The curtain came down on Euro 2020 on Sunday — and what was a brilliant tournament for England ended in heartbreak.
We started the game so well. Getting the early goal was huge and I thought we had given ourselves a platform to go and showcase what we were all about on the biggest stage of all.
But credit to Italy, they grew in confidence and started to take control of things in the second half.
By the time they got their goal, they were well on top and I thought 1-1 was a fair reflection at full-time.
It's easy to talk about tactics and say Roberto Mancini got things right — or that Gareth Southgate got things wrong — but you must factor in the circumstances of the game.
When you fall behind, it is so much easier to play without fear — and that fearlessness is how Italy got on top.
Just look at where the Italian defence was when Giorgio Chiellini hauled back Bukayo Saka. I’m not sure I’ve ever seen their line so high!
Although extra-time could not separate the sides, penalties are no way to settle a great game like that and it is easy in hindsight to question the choice of penalty takers.
To be fair, I’m not sure I would have picked Harry Maguire to take one and yet his was a brilliant strike!
Personally, I think taking a penalty in a moment like that is more about your ability to handle the pressure of the situation and rise to the occasion.
Jack Grealish is a player who seems to thrive on the big moments and I would have had him in my five.
The lads who missed are all brilliant technical players. But the moment got the better of them and ultimately the overriding feeling you had as a viewer is one of sympathy.
Saka had a fantastic tournament and that miss will have cut him deep.
On a disappointing note, the racist abuse he has received along with Marcus Rashford and Jadon Sancho was appalling. But sadly, I don’t think many would have been surprised by it.
In my opinion, it’s not right to paint it as a football issue. It’s an issue within society and more must be done to tackle it.
Identifying people on social media and holding them responsible for their own comments would be a good start. But for me, that is only solving one part of a much bigger problem.
For example, the Rashford mural being defaced had nothing to do with social media. There’s so much more we need to do to eliminate this.
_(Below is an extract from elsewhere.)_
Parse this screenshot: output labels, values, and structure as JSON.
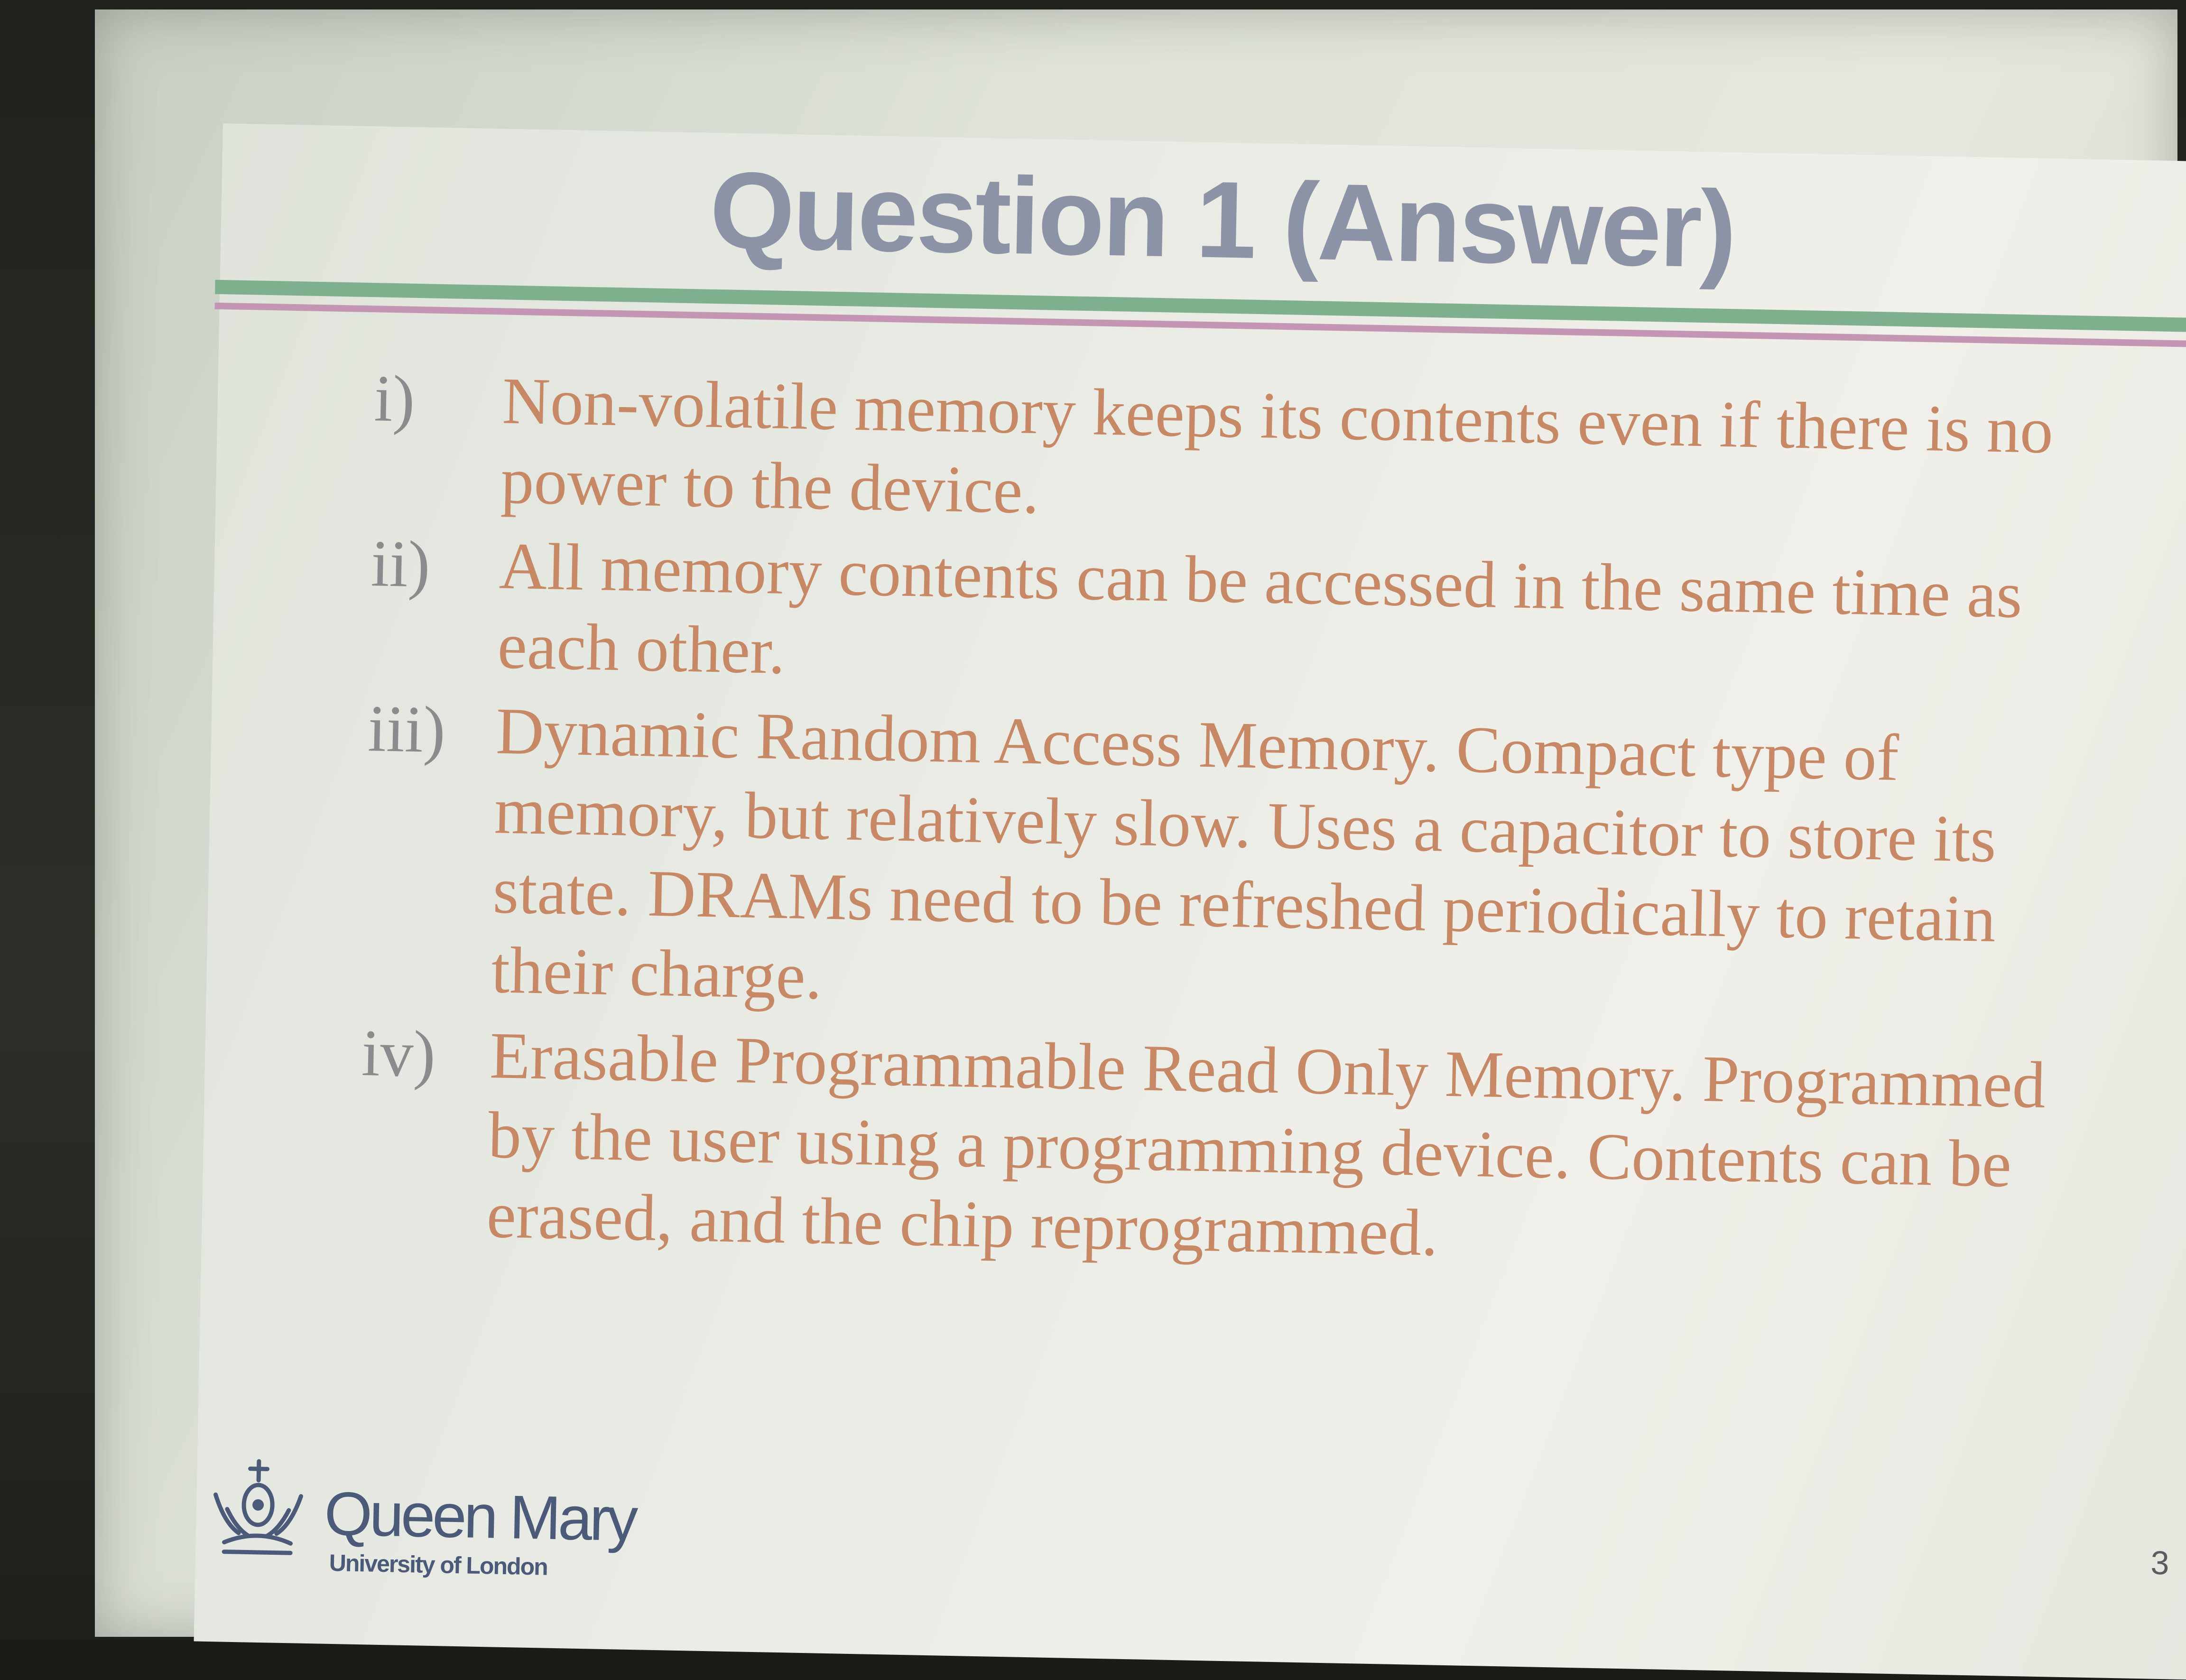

So-called fans charging into Wembley without tickets was another sad sight and I think it will severely hurt our chances of hosting future tournaments — and rightly so.
As much as I enjoyed Euro 2020 as a whole, incidents like those we have seen in recent days leave a bad taste and I’m sure there will be repercussions.
Back to the football, you must give Italy huge credit for the way they went about their business.
It was a different approach to what we expect from them in terms of their attacking mentality and we should not forget they had gone 53 years without European Championship glory.
England, meanwhile, can take huge pride from their efforts and I really feel we’re in a great place going forward.
Every tournament has its standout stars and the man who caught my eye this time around was Pedri.
Naturally, being at Barcelona already, we shouldn’t be surprised — but at 18, he is a special talent.
To play virtually every minute for a country of Spain’s stature and not only blend in but look a cut above is testament to his ability.
Pierre-Emile Hojbjerg was another who had a fine tournament with Denmark and I thought he raised his game even further after already impressing for Tottenham.
We saw him play in a more advanced role than he does for Spurs and he would be the other player I would give a special mention to.
Euro 2020 was the brilliant competition we all needed after a rotten period with the pandemic.
My kids have made memories watching England that will stick with them forever, even if they don’t know it yet — and that’s what it’s all about.
Roll on the World Cup!
Joleon Lescott was talking to Matthew Hill